Exercise prompt:
For each record below, write an exact copy.

Source records:

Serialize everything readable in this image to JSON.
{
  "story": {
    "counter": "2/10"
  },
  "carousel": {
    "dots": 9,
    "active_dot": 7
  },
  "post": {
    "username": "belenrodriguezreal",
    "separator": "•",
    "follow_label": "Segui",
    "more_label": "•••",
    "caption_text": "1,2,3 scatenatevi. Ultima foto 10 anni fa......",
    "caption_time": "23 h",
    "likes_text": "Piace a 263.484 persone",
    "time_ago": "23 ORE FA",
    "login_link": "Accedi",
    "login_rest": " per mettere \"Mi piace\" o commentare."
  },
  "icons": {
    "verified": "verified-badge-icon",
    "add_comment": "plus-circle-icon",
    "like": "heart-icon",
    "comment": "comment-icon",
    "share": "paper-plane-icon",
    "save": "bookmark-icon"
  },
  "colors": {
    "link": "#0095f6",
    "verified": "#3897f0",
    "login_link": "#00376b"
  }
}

Solution:
Serialize everything readable in this image to JSON.
{
  "story": {
    "counter": "2/10"
  },
  "carousel": {
    "dots": 9,
    "active_dot": 7
  },
  "post": {
    "username": "belenrodriguezreal",
    "separator": "•",
    "follow_label": "Segui",
    "more_label": "•••",
    "caption_text": "1,2,3 scatenatevi. Ultima foto 10 anni fa......",
    "caption_time": "23 h",
    "likes_text": "Piace a 263.484 persone",
    "time_ago": "23 ORE FA",
    "login_link": "Accedi",
    "login_rest": " per mettere \"Mi piace\" o commentare."
  },
  "icons": {
    "verified": "verified-badge-icon",
    "add_comment": "plus-circle-icon",
    "like": "heart-icon",
    "comment": "comment-icon",
    "share": "paper-plane-icon",
    "save": "bookmark-icon"
  },
  "colors": {
    "link": "#0095f6",
    "verified": "#3897f0",
    "login_link": "#00376b"
  }
}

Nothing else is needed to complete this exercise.